  38. National Research Council (2011) A framework for K-12 science education: practices, crosscutting concepts, and core ideas. National Academies Press, Washington, DCGoogle Scholar
  39. National Science Education Standards (1996) National Academies Press, Washington, DCGoogle Scholar
  40. Penner DE, Lehrer R, Schauble L (1998) From physical models to biomechanics: a design-based modeling approach. J Learn Sci 7(3&4):429–449Google Scholar
  41. Puntambekar S, Kolodner JL (2005) Toward implementing distributed scaffolding: helping students learn science by design. J Res Sci Teach 42(2):185–217CrossRefGoogle Scholar
  42. Reiser BJ (2004) Scaffolding complex learning: the mechanisms of structuring and problematizing student work. J Learn Sci 13(3):273–304CrossRefGoogle Scholar
  43. Sadler PM, Coyle HP, Schwartz M (2000) Engineering competitions in the middle school classroom: key elements in developing effective design challenges. J Learn Sci 9(3):299–327CrossRefGoogle Scholar
  44. Schwarz CV, Reiser BJ, Davis EA, Kenyon L, Acher A, Fortus D, Krajcik J (2009a) Developing a learning progression for scientific modeling: making scientific modeling accessible and meaningful for learners. J Res Sci Teach 46(6):632–654CrossRefGoogle Scholar
  45. Schwarz C, Reiser B, Fortus D, Shwartz Y, Acher A, Davis B, Hug B (2009b). Models: defining a learning progression for scientific modeling. Paper presented at the Learning Progression in Science (LeaPS) conference, Iowa City, IA, USAGoogle Scholar
  46. Shuman LJ, Besterfield-Sacre M, McGourty J (2005) The ABET “professional skills”—can they be taught? Can they be assessed? J Eng Educ 94(1):41–55Google Scholar
  47. Tang X, Coffey JE, Elby A, Levin D (2010) The scientific method and scientific inquiry: tensions in teaching and learning. Sci Educ 94(1):29–47Google Scholar
  48. Turkle S (2008) Falling for science, objects in mind. MIT Press, CambridgeGoogle Scholar
  49. Van Driel JH, Verloop N (1999) Teachers’ knowledge of models and modelling in science. Int J Sci Educ 21(11):1141–1153CrossRefGoogle Scholar
  50. Van Driel JH, Verloop N (2002) Experienced teachers’ knowledge of teaching and learning of models and modelling in science education. Int J Sci Educ 24(12):1255–1272CrossRefGoogle Scholar
  51. Whyte WF (1989) Advancing scientific knowledge through participatory action research. Sociol Forum 4(3):367–385CrossRefGoogle Scholar
  52. Zohar A (2006) The nature and development of teachers’ metastrategic knowledge in the context of teaching higher-order thinking. J Learn Sci 15(3):331–377CrossRefGoogle Scholar

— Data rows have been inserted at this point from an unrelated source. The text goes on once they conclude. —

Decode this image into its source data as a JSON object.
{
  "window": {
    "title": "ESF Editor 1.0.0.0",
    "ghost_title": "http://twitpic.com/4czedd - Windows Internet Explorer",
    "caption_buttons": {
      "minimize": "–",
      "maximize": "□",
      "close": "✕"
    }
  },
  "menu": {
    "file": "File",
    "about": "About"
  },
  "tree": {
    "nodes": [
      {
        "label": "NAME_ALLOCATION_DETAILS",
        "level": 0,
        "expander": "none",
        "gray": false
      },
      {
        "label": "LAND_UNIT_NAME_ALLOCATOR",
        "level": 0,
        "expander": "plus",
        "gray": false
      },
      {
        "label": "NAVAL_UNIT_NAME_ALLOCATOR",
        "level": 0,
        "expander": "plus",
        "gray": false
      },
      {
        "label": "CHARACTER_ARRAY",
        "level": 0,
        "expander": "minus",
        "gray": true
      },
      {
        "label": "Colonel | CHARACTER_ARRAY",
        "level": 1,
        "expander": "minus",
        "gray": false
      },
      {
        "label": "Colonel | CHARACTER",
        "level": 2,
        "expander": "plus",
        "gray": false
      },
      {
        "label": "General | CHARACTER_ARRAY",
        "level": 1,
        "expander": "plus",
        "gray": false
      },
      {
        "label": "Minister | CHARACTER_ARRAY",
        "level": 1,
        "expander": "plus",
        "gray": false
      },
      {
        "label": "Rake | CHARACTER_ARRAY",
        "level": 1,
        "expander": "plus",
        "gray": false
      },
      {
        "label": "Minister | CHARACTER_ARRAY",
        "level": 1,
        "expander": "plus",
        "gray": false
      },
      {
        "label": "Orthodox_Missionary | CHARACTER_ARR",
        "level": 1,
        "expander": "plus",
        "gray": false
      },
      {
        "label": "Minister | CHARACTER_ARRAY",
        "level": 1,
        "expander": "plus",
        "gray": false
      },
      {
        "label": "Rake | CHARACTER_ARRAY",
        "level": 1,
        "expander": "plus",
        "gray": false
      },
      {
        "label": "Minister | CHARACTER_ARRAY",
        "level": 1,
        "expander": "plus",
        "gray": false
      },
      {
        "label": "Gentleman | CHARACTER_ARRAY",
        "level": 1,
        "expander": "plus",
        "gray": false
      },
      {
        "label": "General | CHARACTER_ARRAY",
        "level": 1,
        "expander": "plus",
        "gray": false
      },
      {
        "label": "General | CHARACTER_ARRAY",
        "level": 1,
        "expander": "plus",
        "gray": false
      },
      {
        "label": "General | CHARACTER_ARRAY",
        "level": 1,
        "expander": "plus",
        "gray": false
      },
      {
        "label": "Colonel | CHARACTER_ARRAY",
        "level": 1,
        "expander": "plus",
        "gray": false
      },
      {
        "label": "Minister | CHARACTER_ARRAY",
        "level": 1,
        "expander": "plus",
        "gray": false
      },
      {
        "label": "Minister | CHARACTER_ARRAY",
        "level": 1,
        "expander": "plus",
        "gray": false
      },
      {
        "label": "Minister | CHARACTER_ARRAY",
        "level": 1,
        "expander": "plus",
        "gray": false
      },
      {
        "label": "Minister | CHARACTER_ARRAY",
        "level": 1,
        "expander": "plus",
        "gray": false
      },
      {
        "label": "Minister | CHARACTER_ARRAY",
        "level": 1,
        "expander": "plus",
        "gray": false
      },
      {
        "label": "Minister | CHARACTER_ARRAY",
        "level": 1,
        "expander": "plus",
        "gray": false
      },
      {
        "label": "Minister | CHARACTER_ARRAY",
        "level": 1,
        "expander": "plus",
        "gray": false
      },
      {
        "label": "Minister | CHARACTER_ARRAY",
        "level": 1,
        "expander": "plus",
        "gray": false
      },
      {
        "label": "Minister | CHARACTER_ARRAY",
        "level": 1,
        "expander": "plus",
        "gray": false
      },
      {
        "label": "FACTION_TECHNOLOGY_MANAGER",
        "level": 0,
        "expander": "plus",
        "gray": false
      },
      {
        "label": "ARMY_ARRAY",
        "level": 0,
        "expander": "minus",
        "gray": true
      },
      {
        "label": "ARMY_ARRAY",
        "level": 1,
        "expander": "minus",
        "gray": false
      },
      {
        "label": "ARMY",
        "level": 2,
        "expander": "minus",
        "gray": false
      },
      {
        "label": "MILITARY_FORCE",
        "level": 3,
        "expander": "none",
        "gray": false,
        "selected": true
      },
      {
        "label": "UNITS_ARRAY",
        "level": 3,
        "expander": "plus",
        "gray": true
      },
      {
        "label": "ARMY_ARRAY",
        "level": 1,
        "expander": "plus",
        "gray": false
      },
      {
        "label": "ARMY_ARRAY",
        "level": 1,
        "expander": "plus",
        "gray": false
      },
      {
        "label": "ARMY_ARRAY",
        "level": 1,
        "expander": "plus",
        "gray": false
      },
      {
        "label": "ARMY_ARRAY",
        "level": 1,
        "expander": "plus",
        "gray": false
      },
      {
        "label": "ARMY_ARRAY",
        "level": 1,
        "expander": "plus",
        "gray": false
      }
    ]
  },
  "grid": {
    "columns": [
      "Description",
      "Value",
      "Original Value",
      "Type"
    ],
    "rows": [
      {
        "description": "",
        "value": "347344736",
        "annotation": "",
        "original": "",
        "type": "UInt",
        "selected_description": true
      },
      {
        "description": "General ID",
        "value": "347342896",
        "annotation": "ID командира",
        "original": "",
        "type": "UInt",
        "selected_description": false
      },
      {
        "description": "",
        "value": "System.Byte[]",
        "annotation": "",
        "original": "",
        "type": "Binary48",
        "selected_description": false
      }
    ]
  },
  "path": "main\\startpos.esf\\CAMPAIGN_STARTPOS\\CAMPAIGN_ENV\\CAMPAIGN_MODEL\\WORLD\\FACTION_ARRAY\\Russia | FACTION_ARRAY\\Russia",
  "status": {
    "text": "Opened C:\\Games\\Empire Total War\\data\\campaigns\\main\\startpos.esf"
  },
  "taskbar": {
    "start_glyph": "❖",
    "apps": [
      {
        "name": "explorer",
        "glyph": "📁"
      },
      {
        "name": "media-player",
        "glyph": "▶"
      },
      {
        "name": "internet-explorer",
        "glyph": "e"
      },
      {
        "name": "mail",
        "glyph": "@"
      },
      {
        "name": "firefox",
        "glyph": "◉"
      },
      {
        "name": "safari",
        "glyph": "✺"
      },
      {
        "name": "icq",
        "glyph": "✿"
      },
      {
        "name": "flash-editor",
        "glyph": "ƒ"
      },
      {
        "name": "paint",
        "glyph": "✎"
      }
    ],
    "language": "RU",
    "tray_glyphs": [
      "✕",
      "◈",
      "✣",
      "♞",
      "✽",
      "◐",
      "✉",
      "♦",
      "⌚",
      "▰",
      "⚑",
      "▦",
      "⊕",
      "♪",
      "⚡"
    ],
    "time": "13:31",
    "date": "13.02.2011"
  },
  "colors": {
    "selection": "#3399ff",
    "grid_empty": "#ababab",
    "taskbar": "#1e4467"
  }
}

Copyright information

© Springer Science+Business Media, LLC 2012

Authors and Affiliations

  1. 1.Department of Science TeachingWeizmann Institute of ScienceRehovotIsrael
  2. 2.Research and EvaluationBoston Museum of ScienceBostonUSA

Personalised recommendations